His New Lobbying Job Looks a Lot Like His Old Treasury One
Lobbyist Robert S. Nichols was, and in many ways still is, a spokesman for the Treasury Department.
In the first half of the Bush administration, Nichols was a Treasury employee and the mouthpiece for then-Treasury secretaries Paul H. O'Neill and John W. Snow.
These days he is president of the Financial Services Forum, a high-profile lobby comprising the chief executives of 20 of the nation's largest financial services companies -- firms such as Citigroup, Goldman Sachs and Morgan Stanley.
So how can he speak for both Treasury and the forum? Technically, he can't. But in practice, it pretty much works out that way.
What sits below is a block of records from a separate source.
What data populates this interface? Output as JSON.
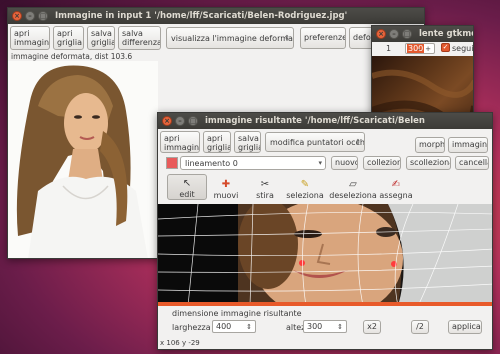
{
  "input_window": {
    "title": "Immagine in input 1 '/home/lff/Scaricati/Belen-Rodriguez.jpg'",
    "toolbar": {
      "open_image": "apri\nimmagine",
      "open_grid": "apri\ngriglia",
      "save_grid": "salva\ngriglia",
      "save_difference": "salva\ndifferenza",
      "view_combo": "visualizza l'immagine deformata",
      "preferences": "preferenze",
      "deform_partial": "deform"
    },
    "status": "immagine deformata, dist 103.6"
  },
  "lens_window": {
    "title": "lente gtkmor",
    "zoom_value": "1",
    "size_value": "300",
    "follow_label": "segui",
    "follow_checked": true
  },
  "result_window": {
    "title": "immagine risultante '/home/lff/Scaricati/Belen",
    "toolbar": {
      "open_image": "apri\nimmagine",
      "open_grid": "apri\ngriglia",
      "save_grid": "salva\ngriglia",
      "mode_combo": "modifica puntatori occhi",
      "morph": "morph",
      "image": "immagine"
    },
    "feature_row": {
      "color": "#e85b5b",
      "feature_combo": "lineamento 0",
      "new": "nuovo",
      "link": "colleziona",
      "unlink": "scolleziona",
      "delete": "cancella"
    },
    "tools": [
      {
        "label": "edit",
        "icon": "edit-cursor-icon",
        "glyph": "↖"
      },
      {
        "label": "muovi",
        "icon": "move-icon",
        "glyph": "✚"
      },
      {
        "label": "stira",
        "icon": "stretch-icon",
        "glyph": "✂"
      },
      {
        "label": "seleziona",
        "icon": "select-icon",
        "glyph": "✎"
      },
      {
        "label": "deseleziona",
        "icon": "deselect-eraser-icon",
        "glyph": "▱"
      },
      {
        "label": "assegna",
        "icon": "assign-icon",
        "glyph": "✍"
      }
    ],
    "size_section": {
      "heading": "dimensione immagine risultante",
      "width_label": "larghezza",
      "width_value": "400",
      "height_label": "altezza",
      "height_value": "300",
      "x2": "x2",
      "div2": "/2",
      "apply": "applica"
    },
    "coords": "x 106 y -29"
  },
  "colors": {
    "titlebar": "#3c3b37",
    "close_button": "#e6643c",
    "accent_orange": "#e3592e",
    "window_bg": "#f2f1f0"
  }
}
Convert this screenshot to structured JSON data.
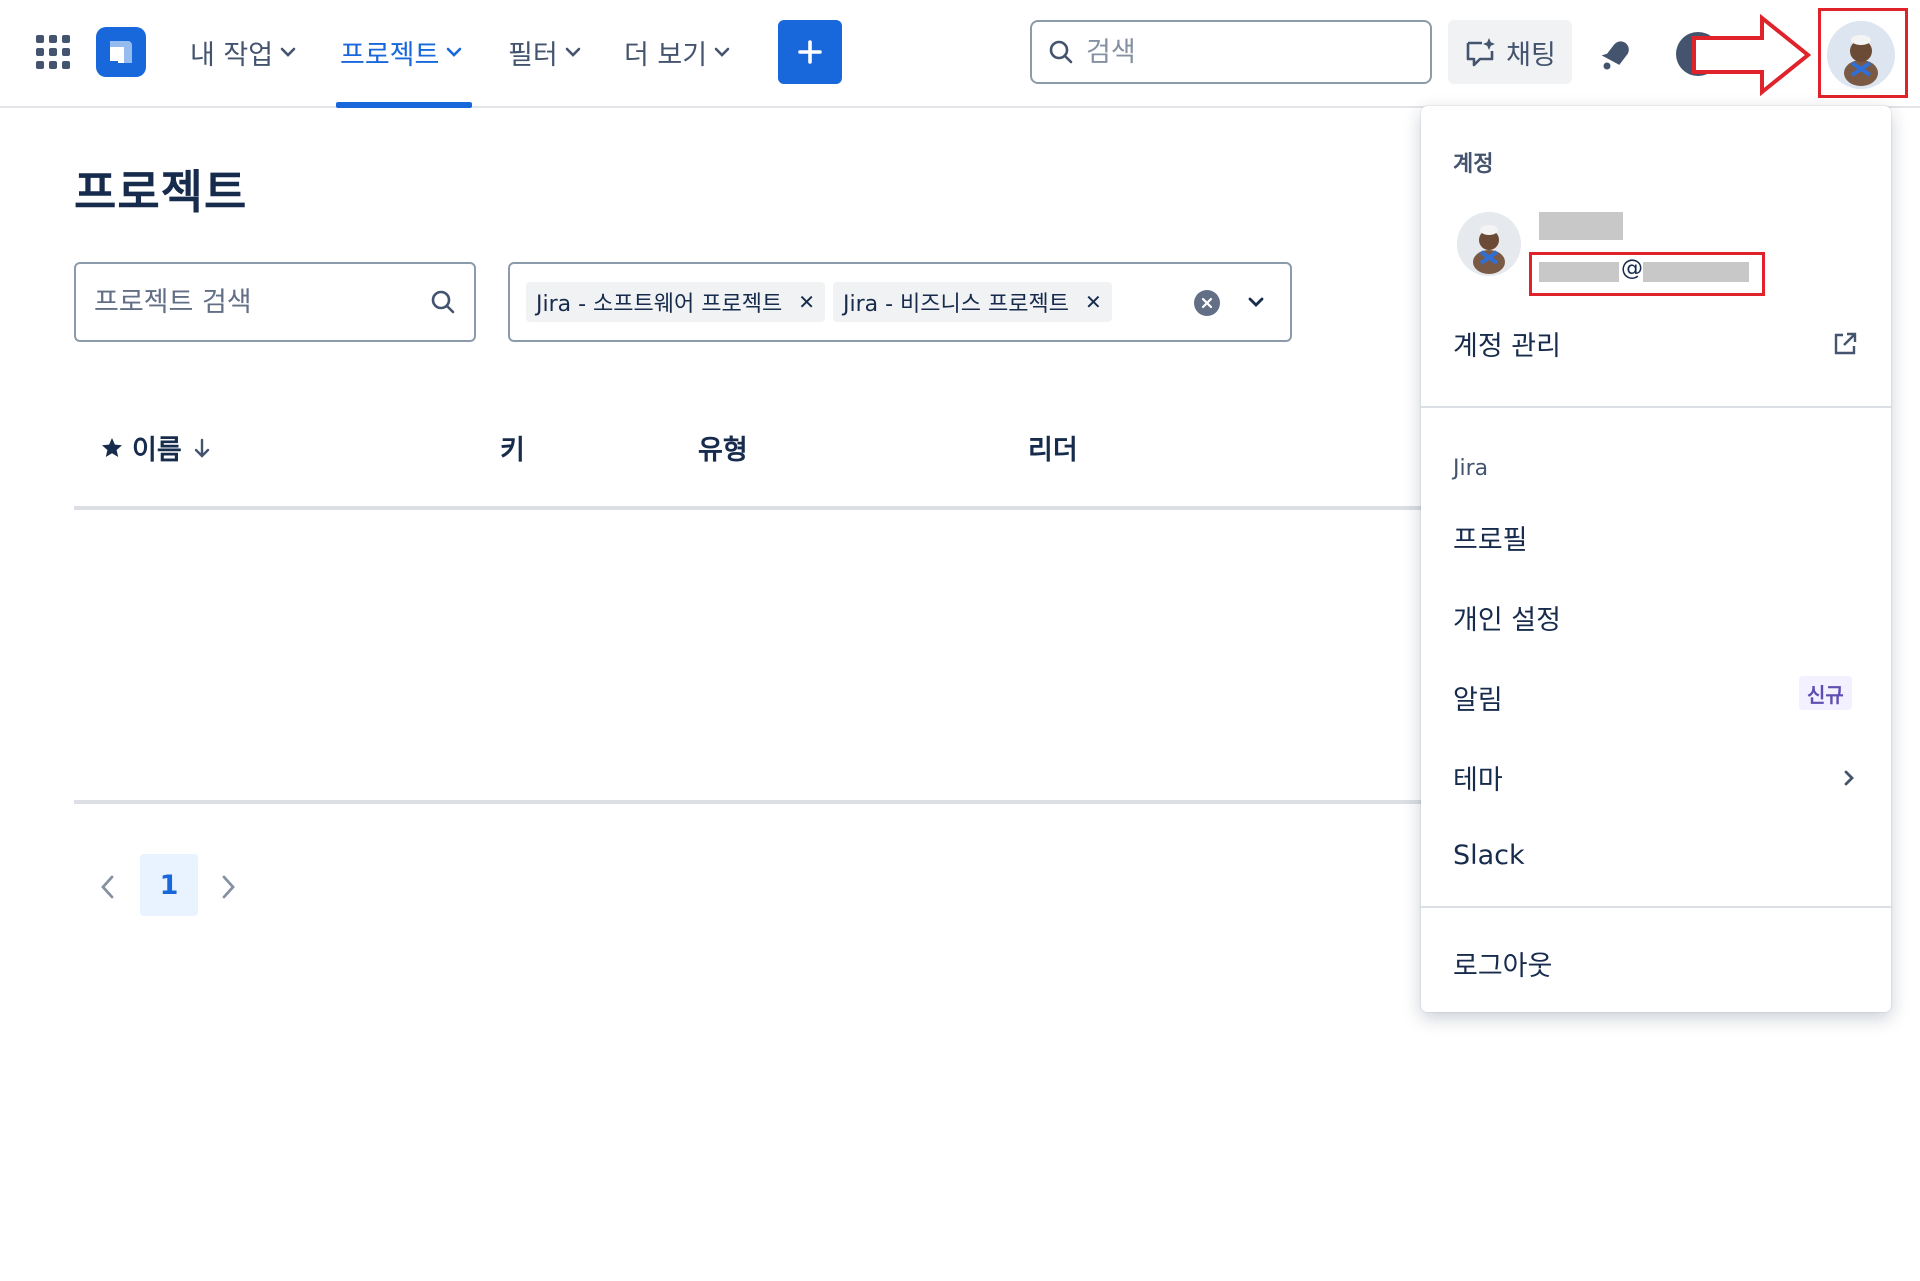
{
  "nav": {
    "my_work": "내 작업",
    "projects": "프로젝트",
    "filters": "필터",
    "more": "더 보기"
  },
  "search": {
    "placeholder": "검색"
  },
  "chat_label": "채팅",
  "page": {
    "title": "프로젝트",
    "search_placeholder": "프로젝트 검색",
    "filter_chips": [
      "Jira - 소프트웨어 프로젝트",
      "Jira - 비즈니스 프로젝트"
    ]
  },
  "table": {
    "columns": {
      "name": "이름",
      "key": "키",
      "type": "유형",
      "lead": "리더"
    }
  },
  "pagination": {
    "current_page": "1"
  },
  "account_menu": {
    "section_account": "계정",
    "email_at": "@",
    "manage_account": "계정 관리",
    "section_jira": "Jira",
    "profile": "프로필",
    "personal_settings": "개인 설정",
    "notifications": "알림",
    "new_badge": "신규",
    "theme": "테마",
    "slack": "Slack",
    "logout": "로그아웃"
  },
  "colors": {
    "brand_blue": "#1868db",
    "annotation_red": "#e0232b",
    "text_dark": "#172b4d"
  }
}
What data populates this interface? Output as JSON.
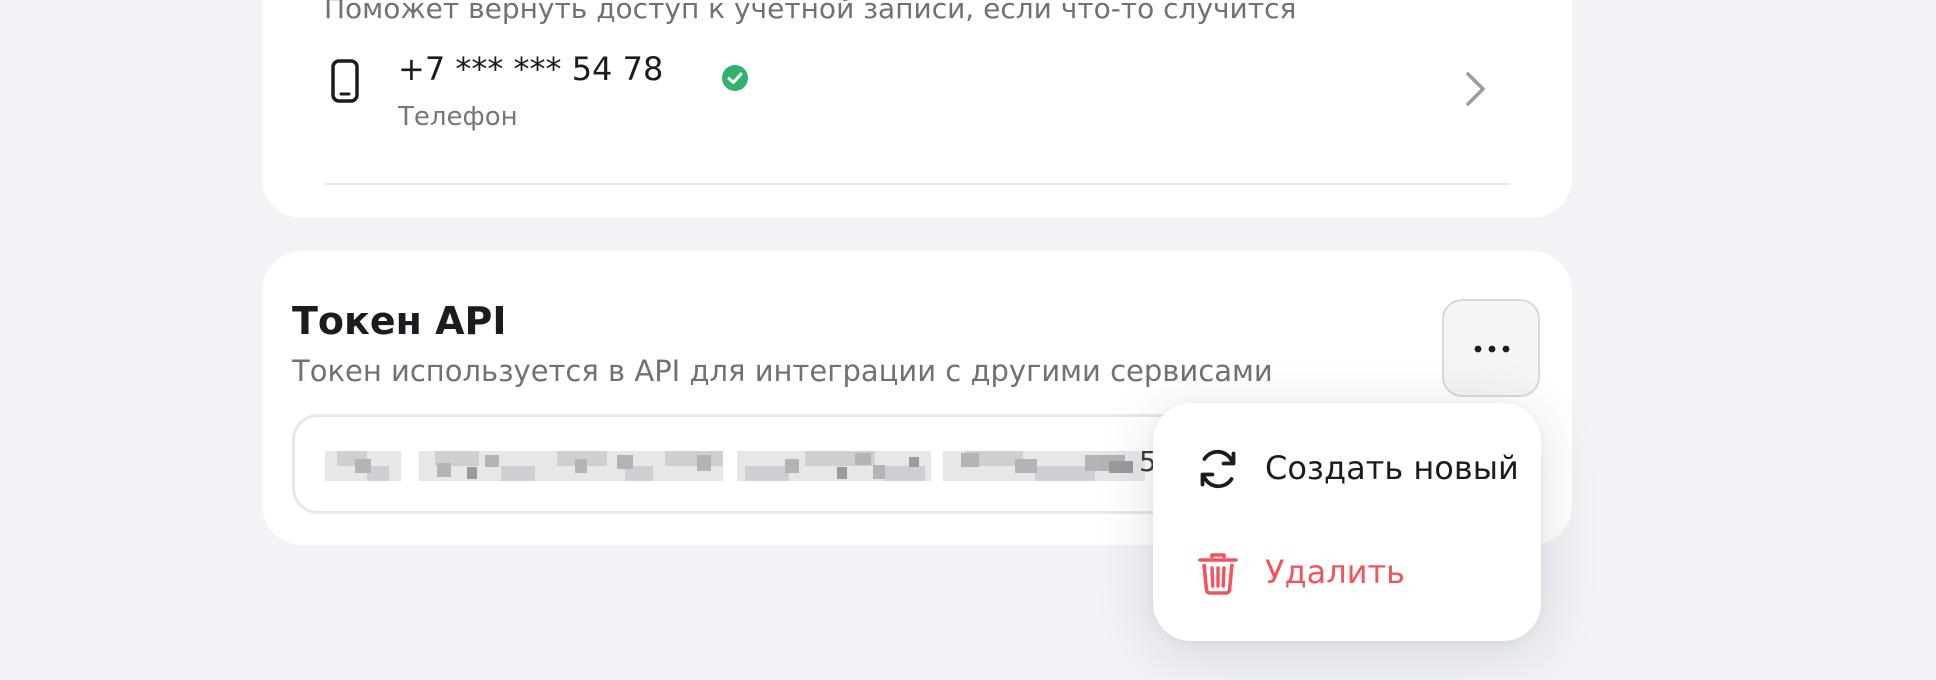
{
  "recovery": {
    "partial_description": "Поможет вернуть доступ к учетной записи, если что-то случится",
    "phone": {
      "number": "+7 *** *** 54 78",
      "caption": "Телефон",
      "verified": true
    }
  },
  "api_token": {
    "title": "Токен API",
    "description": "Токен используется в API для интеграции с другими сервисами",
    "value_visible_tail": "5",
    "menu_button_icon": "more-horizontal-icon",
    "menu": {
      "create_label": "Создать новый",
      "create_icon": "refresh-icon",
      "delete_label": "Удалить",
      "delete_icon": "trash-icon"
    }
  },
  "colors": {
    "background": "#f1f3f6",
    "verified": "#2fb36b",
    "danger": "#f2545b",
    "text_primary": "#1b1c21",
    "text_secondary": "#6f7178"
  }
}
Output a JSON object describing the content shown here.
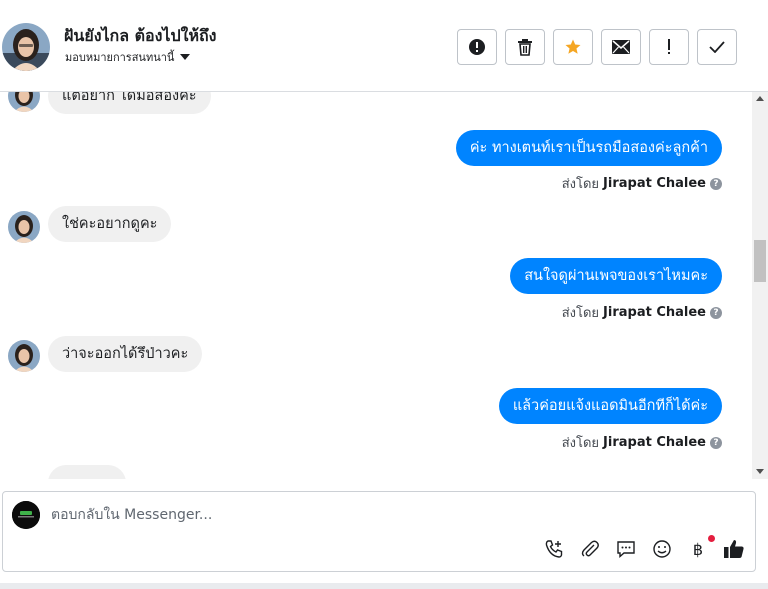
{
  "header": {
    "contact_name": "ฝันยังไกล ต้องไปให้ถึง",
    "assign_label": "มอบหมายการสนทนานี้",
    "actions": [
      {
        "name": "mark-spam-button",
        "icon": "alert-circle-icon"
      },
      {
        "name": "delete-button",
        "icon": "trash-icon"
      },
      {
        "name": "star-button",
        "icon": "star-icon"
      },
      {
        "name": "mark-unread-button",
        "icon": "envelope-icon"
      },
      {
        "name": "follow-up-button",
        "icon": "exclamation-icon"
      },
      {
        "name": "mark-done-button",
        "icon": "check-icon"
      }
    ],
    "accent_star": "#f5a623"
  },
  "messages": [
    {
      "direction": "in",
      "text": "แต่อยาก ได้มือสองคะ"
    },
    {
      "direction": "out",
      "text": "ค่ะ ทางเตนท์เราเป็นรถมือสองค่ะลูกค้า"
    },
    {
      "direction": "in",
      "text": "ใช่คะอยากดูคะ"
    },
    {
      "direction": "out",
      "text": "สนใจดูผ่านเพจของเราไหมคะ"
    },
    {
      "direction": "in",
      "text": "ว่าจะออกได้รึป่าวคะ"
    },
    {
      "direction": "out",
      "text": "แล้วค่อยแจ้งแอดมินอีกทีก็ได้ค่ะ"
    }
  ],
  "sent_by": {
    "prefix": "ส่งโดย",
    "name": "Jirapat Chalee"
  },
  "composer": {
    "placeholder": "ตอบกลับใน Messenger...",
    "tools": [
      "phone-plus-icon",
      "paperclip-icon",
      "chat-bubble-icon",
      "smiley-icon",
      "baht-icon",
      "thumbs-up-icon"
    ],
    "baht_symbol": "฿"
  },
  "colors": {
    "outgoing_bubble": "#0084ff",
    "incoming_bubble": "#f0f0f0",
    "notification_dot": "#e41e3f"
  }
}
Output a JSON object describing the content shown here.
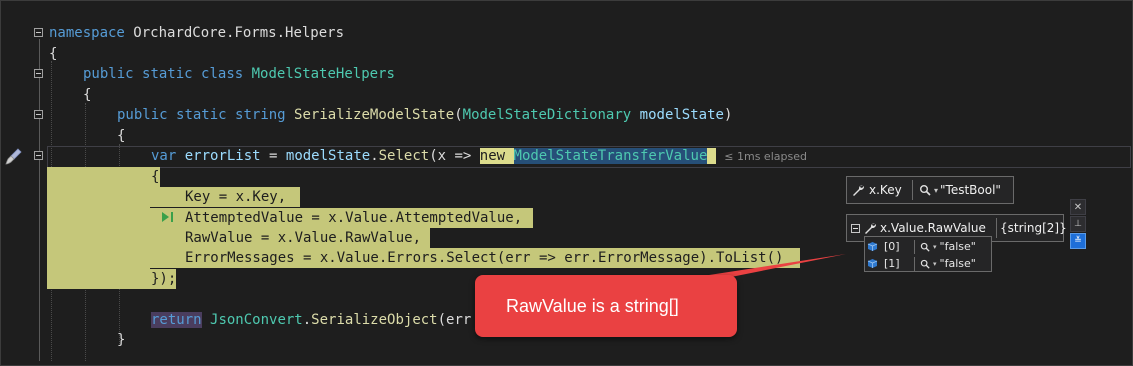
{
  "editor": {
    "lines": {
      "l1": {
        "kw": "namespace",
        "name": "OrchardCore.Forms.Helpers"
      },
      "l2": {
        "text": "{"
      },
      "l3": {
        "kw1": "public",
        "kw2": "static",
        "kw3": "class",
        "name": "ModelStateHelpers"
      },
      "l4": {
        "text": "{"
      },
      "l5": {
        "kw1": "public",
        "kw2": "static",
        "kw3": "string",
        "method": "SerializeModelState",
        "open": "(",
        "ptype": "ModelStateDictionary",
        "pname": "modelState",
        "close": ")"
      },
      "l6": {
        "text": "{"
      },
      "l7": {
        "kw": "var",
        "varname": "errorList",
        "eq": " = ",
        "obj": "modelState",
        "dot": ".",
        "call": "Select",
        "lambda_param": "(x",
        "arrow": " => ",
        "new_kw": "new",
        "type": "ModelStateTransferValue",
        "elapsed": "≤ 1ms elapsed"
      },
      "l8": {
        "text": "{"
      },
      "l9": {
        "text": "Key = x.Key,"
      },
      "l10": {
        "text": "AttemptedValue = x.Value.AttemptedValue,"
      },
      "l11": {
        "text": "RawValue = x.Value.RawValue,"
      },
      "l12": {
        "text": "ErrorMessages = x.Value.Errors.Select(err => err.ErrorMessage).ToList()"
      },
      "l13": {
        "text": "});"
      },
      "l15": {
        "kw": "return",
        "type": "JsonConvert",
        "dot": ".",
        "call": "SerializeObject",
        "args": "(err"
      },
      "l16": {
        "text": "}"
      }
    }
  },
  "datatips": {
    "key": {
      "name": "x.Key",
      "value": "\"TestBool\""
    },
    "rawvalue": {
      "name": "x.Value.RawValue",
      "value": "{string[2]}",
      "items": [
        {
          "index": "[0]",
          "value": "\"false\""
        },
        {
          "index": "[1]",
          "value": "\"false\""
        }
      ]
    }
  },
  "callout": {
    "text": "RawValue is a string[]"
  },
  "colors": {
    "callout": "#ea4142",
    "highlight": "#c5c77a",
    "keyword": "#569cd6",
    "type": "#4ec9b0"
  }
}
Nichols also chairs a coalition of lobby groups called Engage China, which, like Treasury, is pushing to open China's massive market to financial products such as auto insurance and 401(k)s. There is extensive cooperation between Treasury and the private coalition, which includes eight big-name organizations.
Lobbying is usually seen as adversarial. In fact, lobbyists often glom onto one or more centers of power and press jointly in the same direction. That's the case here, and the results have been mutually satisfying. Last week, at Treasury's request, China agreed to lift the moratorium on foreign investment in Chinese securities firms.
Engage China was the brainchild of Edward L. Yingling, president of the American Bankers Association. He saw a common interest between Treasury and the financial services industry, so he and Nichols invited several financial services associations to band together. "Treasury could have one meeting with all of us rather than have separate meetings -- a simple, one-stop," he said.
Nichols was a natural choice to lead the coalition. Treasury Secretary Henry M. Paulson Jr. chaired Nichols's Financial Services Forum before he entered government. And Nichols's own ties to Treasury "didn't hurt," Yingling said.
Some lawmakers do not think it's wise to do business without limitation in China, where labor standards are often lax. But the coalition put some real heft behind Treasury's free-market preferences and clearly made friends that the Bush administration alone could not. The coalition lobbied lawmakers and their aides, distributed research papers and bought ads.
"Treasury was looking to put together private-sector allies to tell real-life stories," said Marc Racicot, president of the American Insurance Association, a coalition member. And Nichols's group fit the bill. "Their efforts are complementary," said Treasury spokeswoman Ann Marie Hauser. "We're certainly glad to see his group saying the same thing we are."
Treasury was especially pleased to see Nichols saying it. "We would work closely," Hauser added, "because we know Rob."
Under Nichols, Engage China has met weekly with Treasury officials, informing them about its many lobbying efforts.